From point 4 I’ve decided to group the information thematically and these main themes are:
People and places in 1920s Jazz Age Paris covering:
• Point 5
• Point 11
• Point 12
Toulouse-Lautrec residences, studios, paintings and posters:
• Point 6
• Point 8
• Point 9
• Point 10
• Point 15
Degas residences, studios, paintings and pastels:
• Point 7
• Point 10
• 21 Rue Jean-Baptiste Pigalle
• 23 Rue Ballu
• Point 13
• Point 14
• Point 17
The idea of these longer thematic sections is to explore some of the artists’ projects, techniques, aspirations and thought processes.
I have also produced two infographics; these link places and paintings for Degas and Toulouse-Lautrec. The infographics are:
You are welcome to download these infographics but please credit the source or link to the walk or give the site a mention on any social media that you are connected to.
For wheelchair users
Because the upper Montmartre walk is very hilly I took time to map an alternative disabled route which followed a modified circuit.
This second lower Montmartre – Pigalle walk involves much less climbing and so I believe that most of it could be followed by someone in a wheelchair if accompanied. The only major difficulty would be the stairs at point 1. The Seurat studio site could be viewed by someone in a wheelchair from the top of the stairs.
A small detour via Rue Houdon marked in blue
I would then advise you to turn around and to roll back down Rue des Abbesses to its junction with Rue Houdon. Turn right into Rue Houdon. The street is quite steep (downhill) so you would have to be careful going down.
I have marked this short disabled detour in blue on the map. You would then follow exactly the same circuit as the normal route, going across Boulevard de Clichy to access point 2 (see map).
For much more disabled information on Montmartre and Paris please see my wheelchair route for the upper Montmartre walk. The Abbesses Métro is not accessible for wheelchair users so the information on the disabled route page also tells you about which bus to get to access Rue des Abbesses and hence this walk.

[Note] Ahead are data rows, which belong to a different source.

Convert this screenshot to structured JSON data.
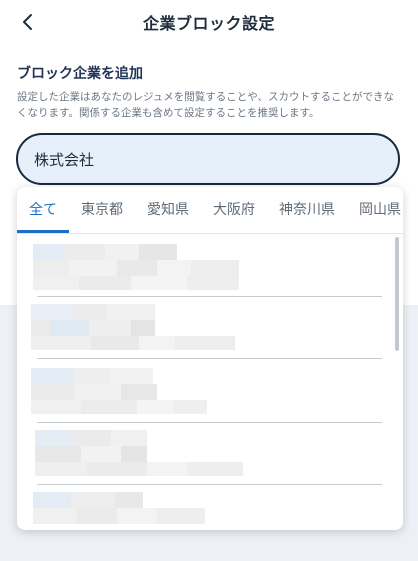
{
  "header": {
    "title": "企業ブロック設定",
    "back_icon": "chevron-left-icon"
  },
  "section": {
    "title": "ブロック企業を追加",
    "description": "設定した企業はあなたのレジュメを閲覧することや、スカウトすることができなくなります。関係する企業も含めて設定することを推奨します。"
  },
  "search": {
    "value": "株式会社"
  },
  "dropdown": {
    "tabs": [
      {
        "label": "全て",
        "active": true
      },
      {
        "label": "東京都",
        "active": false
      },
      {
        "label": "愛知県",
        "active": false
      },
      {
        "label": "大阪府",
        "active": false
      },
      {
        "label": "神奈川県",
        "active": false
      },
      {
        "label": "岡山県",
        "active": false
      }
    ],
    "results_blurred": true
  },
  "colors": {
    "accent": "#1c6fc4",
    "search_bg": "#e6f0fa",
    "background": "#edf1f6"
  }
}
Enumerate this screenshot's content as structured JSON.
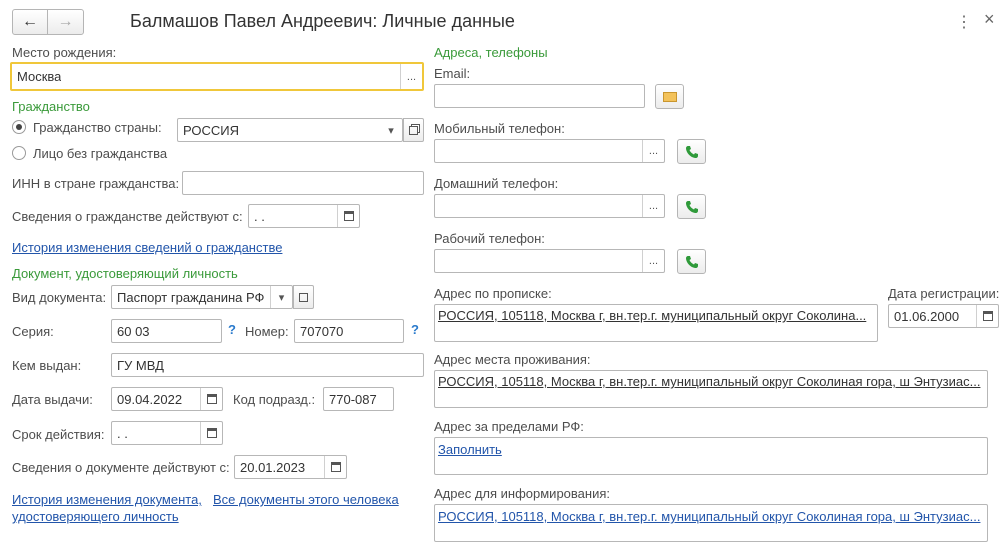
{
  "window": {
    "title": "Балмашов Павел Андреевич: Личные данные",
    "nav_back": "←",
    "nav_forward": "→",
    "menu_icon": "⋮",
    "close_icon": "×"
  },
  "birth": {
    "label": "Место рождения:",
    "value": "Москва"
  },
  "citizenship": {
    "header": "Гражданство",
    "country_radio_label": "Гражданство страны:",
    "country_value": "РОССИЯ",
    "stateless_label": "Лицо без гражданства",
    "inn_label": "ИНН в стране гражданства:",
    "inn_value": "",
    "valid_label": "Сведения о гражданстве действуют с:",
    "valid_value": " .  .",
    "history_link": "История изменения сведений о гражданстве"
  },
  "document": {
    "header": "Документ, удостоверяющий личность",
    "type_label": "Вид документа:",
    "type_value": "Паспорт гражданина РФ",
    "series_label": "Серия:",
    "series_value": "60 03",
    "number_label": "Номер:",
    "number_value": "707070",
    "issued_by_label": "Кем выдан:",
    "issued_by_value": "ГУ МВД",
    "issue_date_label": "Дата выдачи:",
    "issue_date_value": "09.04.2022",
    "dept_code_label": "Код подразд.:",
    "dept_code_value": "770-087",
    "expiry_label": "Срок действия:",
    "expiry_value": " .  .",
    "valid_label": "Сведения о документе действуют с:",
    "valid_value": "20.01.2023",
    "history_link_line1": "История изменения документа,",
    "history_link_line2": "удостоверяющего личность",
    "all_docs_link": "Все документы этого человека",
    "question_mark": "?"
  },
  "contacts": {
    "header": "Адреса, телефоны",
    "email_label": "Email:",
    "email_value": "",
    "mobile_label": "Мобильный телефон:",
    "mobile_value": "",
    "home_label": "Домашний телефон:",
    "home_value": "",
    "work_label": "Рабочий телефон:",
    "work_value": ""
  },
  "addresses": {
    "registration_label": "Адрес по прописке:",
    "registration_value": "РОССИЯ, 105118, Москва г, вн.тер.г. муниципальный округ Соколина...",
    "reg_date_label": "Дата регистрации:",
    "reg_date_value": "01.06.2000",
    "residence_label": "Адрес места проживания:",
    "residence_value": "РОССИЯ, 105118, Москва г, вн.тер.г. муниципальный округ Соколиная гора, ш Энтузиас...",
    "abroad_label": "Адрес за пределами РФ:",
    "abroad_value": "Заполнить",
    "info_label": "Адрес для информирования:",
    "info_value": "РОССИЯ, 105118, Москва г, вн.тер.г. муниципальный округ Соколиная гора, ш Энтузиас..."
  },
  "icons": {
    "ellipsis": "...",
    "dropdown": "▾"
  }
}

Combining the upper Montmartre walk with the lower Montmartre – Pigalle walk
Because the first upper Montmartre walk starts and ends at the Abbesses Métro station, if you are feeling energetic you might like to follow on with this, the lower Montmartre walk, on the same day.
There are many cafés and restaurants on Rue Lepic and especially Rue des Abbesses where you could rest and gather force before setting out on the second walk.
A ‘light’ version of the lower Montmartre – Pigalle walk
If you simply wish to see where these painters lived and get a little contextual information without much detail then please follow the ‘light’ version and description of the route.
If you choose you can then follow the links to the more detailed content which will tell you more about the famous works painted there.
By guiding you to specific sites I hope that the convergence of place, artist and associated works of art, plus a little creative imagination from you when you follow in their footsteps, will mean that you get a better understanding of the artistic legacy of Montmartre. Not so long ago Degas, Toulouse-Lautrec, Picasso and the jazz musicians all walked these streets too.
I hope that the walk will intensify and personalise your experience of being in Montmartre.